*** Block opens ***
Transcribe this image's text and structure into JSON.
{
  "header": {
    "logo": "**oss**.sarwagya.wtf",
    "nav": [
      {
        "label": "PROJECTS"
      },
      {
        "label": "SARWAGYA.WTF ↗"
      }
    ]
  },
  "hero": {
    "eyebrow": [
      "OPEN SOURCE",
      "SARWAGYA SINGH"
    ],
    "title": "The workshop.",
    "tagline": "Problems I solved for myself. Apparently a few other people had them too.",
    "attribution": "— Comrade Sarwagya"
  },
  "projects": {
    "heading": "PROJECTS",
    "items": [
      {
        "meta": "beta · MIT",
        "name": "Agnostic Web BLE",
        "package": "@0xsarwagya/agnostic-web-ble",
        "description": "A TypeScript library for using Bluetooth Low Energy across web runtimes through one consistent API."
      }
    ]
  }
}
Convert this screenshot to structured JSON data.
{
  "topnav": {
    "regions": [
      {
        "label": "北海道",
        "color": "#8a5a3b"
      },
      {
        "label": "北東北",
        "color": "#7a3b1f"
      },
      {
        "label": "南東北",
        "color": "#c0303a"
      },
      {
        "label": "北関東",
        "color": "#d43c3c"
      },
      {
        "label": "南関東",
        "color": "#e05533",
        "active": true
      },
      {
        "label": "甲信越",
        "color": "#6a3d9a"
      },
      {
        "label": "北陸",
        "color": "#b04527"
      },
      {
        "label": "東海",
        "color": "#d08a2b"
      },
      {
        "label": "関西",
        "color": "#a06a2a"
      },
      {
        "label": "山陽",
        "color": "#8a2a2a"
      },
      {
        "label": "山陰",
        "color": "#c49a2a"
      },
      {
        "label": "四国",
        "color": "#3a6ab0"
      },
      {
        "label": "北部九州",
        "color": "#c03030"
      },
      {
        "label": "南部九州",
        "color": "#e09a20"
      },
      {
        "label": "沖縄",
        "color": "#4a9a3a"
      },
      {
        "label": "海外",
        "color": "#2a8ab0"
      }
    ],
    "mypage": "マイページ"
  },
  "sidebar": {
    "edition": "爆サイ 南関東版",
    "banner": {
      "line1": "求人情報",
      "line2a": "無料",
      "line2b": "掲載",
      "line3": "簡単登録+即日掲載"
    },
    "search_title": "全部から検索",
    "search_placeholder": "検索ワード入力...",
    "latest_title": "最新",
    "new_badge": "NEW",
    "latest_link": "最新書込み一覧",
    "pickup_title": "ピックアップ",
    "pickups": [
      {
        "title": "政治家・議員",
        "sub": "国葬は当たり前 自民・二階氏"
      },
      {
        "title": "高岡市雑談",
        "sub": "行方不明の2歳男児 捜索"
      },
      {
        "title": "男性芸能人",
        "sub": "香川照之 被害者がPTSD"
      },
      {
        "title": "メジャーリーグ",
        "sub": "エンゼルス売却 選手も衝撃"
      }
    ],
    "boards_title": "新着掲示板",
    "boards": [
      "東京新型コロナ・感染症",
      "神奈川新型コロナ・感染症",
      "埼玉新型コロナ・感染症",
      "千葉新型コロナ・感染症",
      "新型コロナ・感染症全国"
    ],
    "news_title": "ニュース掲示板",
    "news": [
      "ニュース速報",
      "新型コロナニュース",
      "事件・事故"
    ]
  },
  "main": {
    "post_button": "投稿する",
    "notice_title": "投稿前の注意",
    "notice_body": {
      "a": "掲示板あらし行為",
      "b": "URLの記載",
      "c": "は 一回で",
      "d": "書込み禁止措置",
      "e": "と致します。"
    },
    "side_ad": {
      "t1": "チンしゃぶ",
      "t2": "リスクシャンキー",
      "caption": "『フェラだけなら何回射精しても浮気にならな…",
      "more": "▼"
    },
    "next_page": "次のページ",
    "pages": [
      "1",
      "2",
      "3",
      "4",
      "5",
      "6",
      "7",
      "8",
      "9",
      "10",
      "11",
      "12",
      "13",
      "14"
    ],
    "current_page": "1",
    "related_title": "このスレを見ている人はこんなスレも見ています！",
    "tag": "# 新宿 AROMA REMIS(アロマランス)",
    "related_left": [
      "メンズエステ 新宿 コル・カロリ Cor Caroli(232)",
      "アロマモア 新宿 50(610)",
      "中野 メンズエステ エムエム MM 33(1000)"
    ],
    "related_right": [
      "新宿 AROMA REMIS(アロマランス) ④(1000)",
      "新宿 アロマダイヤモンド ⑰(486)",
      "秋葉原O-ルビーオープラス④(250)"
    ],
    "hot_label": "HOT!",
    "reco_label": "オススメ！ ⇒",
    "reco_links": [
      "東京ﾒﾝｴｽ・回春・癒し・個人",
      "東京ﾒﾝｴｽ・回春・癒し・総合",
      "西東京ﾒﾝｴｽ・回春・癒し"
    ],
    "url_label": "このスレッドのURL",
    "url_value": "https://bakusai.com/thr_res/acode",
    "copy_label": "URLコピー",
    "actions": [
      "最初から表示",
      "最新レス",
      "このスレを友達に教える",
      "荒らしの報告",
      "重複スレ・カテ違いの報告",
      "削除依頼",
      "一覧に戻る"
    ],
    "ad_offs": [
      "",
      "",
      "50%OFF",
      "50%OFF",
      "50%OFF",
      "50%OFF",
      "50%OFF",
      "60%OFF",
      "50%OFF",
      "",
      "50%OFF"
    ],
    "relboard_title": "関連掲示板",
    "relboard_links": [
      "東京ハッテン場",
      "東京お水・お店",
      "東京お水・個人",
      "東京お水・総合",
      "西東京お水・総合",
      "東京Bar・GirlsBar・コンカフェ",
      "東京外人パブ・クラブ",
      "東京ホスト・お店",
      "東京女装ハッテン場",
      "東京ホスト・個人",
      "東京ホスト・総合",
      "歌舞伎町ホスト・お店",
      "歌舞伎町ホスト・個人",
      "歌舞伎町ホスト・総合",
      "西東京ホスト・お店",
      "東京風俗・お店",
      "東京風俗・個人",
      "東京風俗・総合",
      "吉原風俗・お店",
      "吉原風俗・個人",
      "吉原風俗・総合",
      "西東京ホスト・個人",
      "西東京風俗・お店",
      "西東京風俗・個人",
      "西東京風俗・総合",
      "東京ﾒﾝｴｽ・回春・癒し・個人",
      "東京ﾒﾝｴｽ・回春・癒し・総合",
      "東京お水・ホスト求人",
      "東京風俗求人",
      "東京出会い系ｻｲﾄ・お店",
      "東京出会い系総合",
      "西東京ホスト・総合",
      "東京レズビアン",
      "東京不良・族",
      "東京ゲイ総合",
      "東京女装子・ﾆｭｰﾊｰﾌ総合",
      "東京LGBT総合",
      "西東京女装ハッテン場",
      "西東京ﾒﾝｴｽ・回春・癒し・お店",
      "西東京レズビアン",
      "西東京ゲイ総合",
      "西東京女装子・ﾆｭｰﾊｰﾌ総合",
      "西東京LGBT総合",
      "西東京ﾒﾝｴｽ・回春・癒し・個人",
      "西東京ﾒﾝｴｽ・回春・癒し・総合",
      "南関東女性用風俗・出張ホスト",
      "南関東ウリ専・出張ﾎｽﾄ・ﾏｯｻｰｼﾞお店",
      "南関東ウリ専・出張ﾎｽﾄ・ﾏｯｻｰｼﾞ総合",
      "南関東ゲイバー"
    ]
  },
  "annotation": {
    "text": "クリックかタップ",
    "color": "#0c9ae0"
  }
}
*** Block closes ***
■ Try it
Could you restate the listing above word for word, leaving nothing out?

■ Output of the exercise
Transcribe this image's text and structure into JSON.
{
  "header": {
    "logo": "**oss**.sarwagya.wtf",
    "nav": [
      {
        "label": "PROJECTS"
      },
      {
        "label": "SARWAGYA.WTF ↗"
      }
    ]
  },
  "hero": {
    "eyebrow": [
      "OPEN SOURCE",
      "SARWAGYA SINGH"
    ],
    "title": "The workshop.",
    "tagline": "Problems I solved for myself. Apparently a few other people had them too.",
    "attribution": "— Comrade Sarwagya"
  },
  "projects": {
    "heading": "PROJECTS",
    "items": [
      {
        "meta": "beta · MIT",
        "name": "Agnostic Web BLE",
        "package": "@0xsarwagya/agnostic-web-ble",
        "description": "A TypeScript library for using Bluetooth Low Energy across web runtimes through one consistent API."
      }
    ]
  }
}
Convert this screenshot to structured JSON data.
{
  "topnav": {
    "regions": [
      {
        "label": "北海道",
        "color": "#8a5a3b"
      },
      {
        "label": "北東北",
        "color": "#7a3b1f"
      },
      {
        "label": "南東北",
        "color": "#c0303a"
      },
      {
        "label": "北関東",
        "color": "#d43c3c"
      },
      {
        "label": "南関東",
        "color": "#e05533",
        "active": true
      },
      {
        "label": "甲信越",
        "color": "#6a3d9a"
      },
      {
        "label": "北陸",
        "color": "#b04527"
      },
      {
        "label": "東海",
        "color": "#d08a2b"
      },
      {
        "label": "関西",
        "color": "#a06a2a"
      },
      {
        "label": "山陽",
        "color": "#8a2a2a"
      },
      {
        "label": "山陰",
        "color": "#c49a2a"
      },
      {
        "label": "四国",
        "color": "#3a6ab0"
      },
      {
        "label": "北部九州",
        "color": "#c03030"
      },
      {
        "label": "南部九州",
        "color": "#e09a20"
      },
      {
        "label": "沖縄",
        "color": "#4a9a3a"
      },
      {
        "label": "海外",
        "color": "#2a8ab0"
      }
    ],
    "mypage": "マイページ"
  },
  "sidebar": {
    "edition": "爆サイ 南関東版",
    "banner": {
      "line1": "求人情報",
      "line2a": "無料",
      "line2b": "掲載",
      "line3": "簡単登録+即日掲載"
    },
    "search_title": "全部から検索",
    "search_placeholder": "検索ワード入力...",
    "latest_title": "最新",
    "new_badge": "NEW",
    "latest_link": "最新書込み一覧",
    "pickup_title": "ピックアップ",
    "pickups": [
      {
        "title": "政治家・議員",
        "sub": "国葬は当たり前 自民・二階氏"
      },
      {
        "title": "高岡市雑談",
        "sub": "行方不明の2歳男児 捜索"
      },
      {
        "title": "男性芸能人",
        "sub": "香川照之 被害者がPTSD"
      },
      {
        "title": "メジャーリーグ",
        "sub": "エンゼルス売却 選手も衝撃"
      }
    ],
    "boards_title": "新着掲示板",
    "boards": [
      "東京新型コロナ・感染症",
      "神奈川新型コロナ・感染症",
      "埼玉新型コロナ・感染症",
      "千葉新型コロナ・感染症",
      "新型コロナ・感染症全国"
    ],
    "news_title": "ニュース掲示板",
    "news": [
      "ニュース速報",
      "新型コロナニュース",
      "事件・事故"
    ]
  },
  "main": {
    "post_button": "投稿する",
    "notice_title": "投稿前の注意",
    "notice_body": {
      "a": "掲示板あらし行為",
      "b": "URLの記載",
      "c": "は 一回で",
      "d": "書込み禁止措置",
      "e": "と致します。"
    },
    "side_ad": {
      "t1": "チンしゃぶ",
      "t2": "リスクシャンキー",
      "caption": "『フェラだけなら何回射精しても浮気にならな…",
      "more": "▼"
    },
    "next_page": "次のページ",
    "pages": [
      "1",
      "2",
      "3",
      "4",
      "5",
      "6",
      "7",
      "8",
      "9",
      "10",
      "11",
      "12",
      "13",
      "14"
    ],
    "current_page": "1",
    "related_title": "このスレを見ている人はこんなスレも見ています！",
    "tag": "# 新宿 AROMA REMIS(アロマランス)",
    "related_left": [
      "メンズエステ 新宿 コル・カロリ Cor Caroli(232)",
      "アロマモア 新宿 50(610)",
      "中野 メンズエステ エムエム MM 33(1000)"
    ],
    "related_right": [
      "新宿 AROMA REMIS(アロマランス) ④(1000)",
      "新宿 アロマダイヤモンド ⑰(486)",
      "秋葉原O-ルビーオープラス④(250)"
    ],
    "hot_label": "HOT!",
    "reco_label": "オススメ！ ⇒",
    "reco_links": [
      "東京ﾒﾝｴｽ・回春・癒し・個人",
      "東京ﾒﾝｴｽ・回春・癒し・総合",
      "西東京ﾒﾝｴｽ・回春・癒し"
    ],
    "url_label": "このスレッドのURL",
    "url_value": "https://bakusai.com/thr_res/acode",
    "copy_label": "URLコピー",
    "actions": [
      "最初から表示",
      "最新レス",
      "このスレを友達に教える",
      "荒らしの報告",
      "重複スレ・カテ違いの報告",
      "削除依頼",
      "一覧に戻る"
    ],
    "ad_offs": [
      "",
      "",
      "50%OFF",
      "50%OFF",
      "50%OFF",
      "50%OFF",
      "50%OFF",
      "60%OFF",
      "50%OFF",
      "",
      "50%OFF"
    ],
    "relboard_title": "関連掲示板",
    "relboard_links": [
      "東京ハッテン場",
      "東京お水・お店",
      "東京お水・個人",
      "東京お水・総合",
      "西東京お水・総合",
      "東京Bar・GirlsBar・コンカフェ",
      "東京外人パブ・クラブ",
      "東京ホスト・お店",
      "東京女装ハッテン場",
      "東京ホスト・個人",
      "東京ホスト・総合",
      "歌舞伎町ホスト・お店",
      "歌舞伎町ホスト・個人",
      "歌舞伎町ホスト・総合",
      "西東京ホスト・お店",
      "東京風俗・お店",
      "東京風俗・個人",
      "東京風俗・総合",
      "吉原風俗・お店",
      "吉原風俗・個人",
      "吉原風俗・総合",
      "西東京ホスト・個人",
      "西東京風俗・お店",
      "西東京風俗・個人",
      "西東京風俗・総合",
      "東京ﾒﾝｴｽ・回春・癒し・個人",
      "東京ﾒﾝｴｽ・回春・癒し・総合",
      "東京お水・ホスト求人",
      "東京風俗求人",
      "東京出会い系ｻｲﾄ・お店",
      "東京出会い系総合",
      "西東京ホスト・総合",
      "東京レズビアン",
      "東京不良・族",
      "東京ゲイ総合",
      "東京女装子・ﾆｭｰﾊｰﾌ総合",
      "東京LGBT総合",
      "西東京女装ハッテン場",
      "西東京ﾒﾝｴｽ・回春・癒し・お店",
      "西東京レズビアン",
      "西東京ゲイ総合",
      "西東京女装子・ﾆｭｰﾊｰﾌ総合",
      "西東京LGBT総合",
      "西東京ﾒﾝｴｽ・回春・癒し・個人",
      "西東京ﾒﾝｴｽ・回春・癒し・総合",
      "南関東女性用風俗・出張ホスト",
      "南関東ウリ専・出張ﾎｽﾄ・ﾏｯｻｰｼﾞお店",
      "南関東ウリ専・出張ﾎｽﾄ・ﾏｯｻｰｼﾞ総合",
      "南関東ゲイバー"
    ]
  },
  "annotation": {
    "text": "クリックかタップ",
    "color": "#0c9ae0"
  }
}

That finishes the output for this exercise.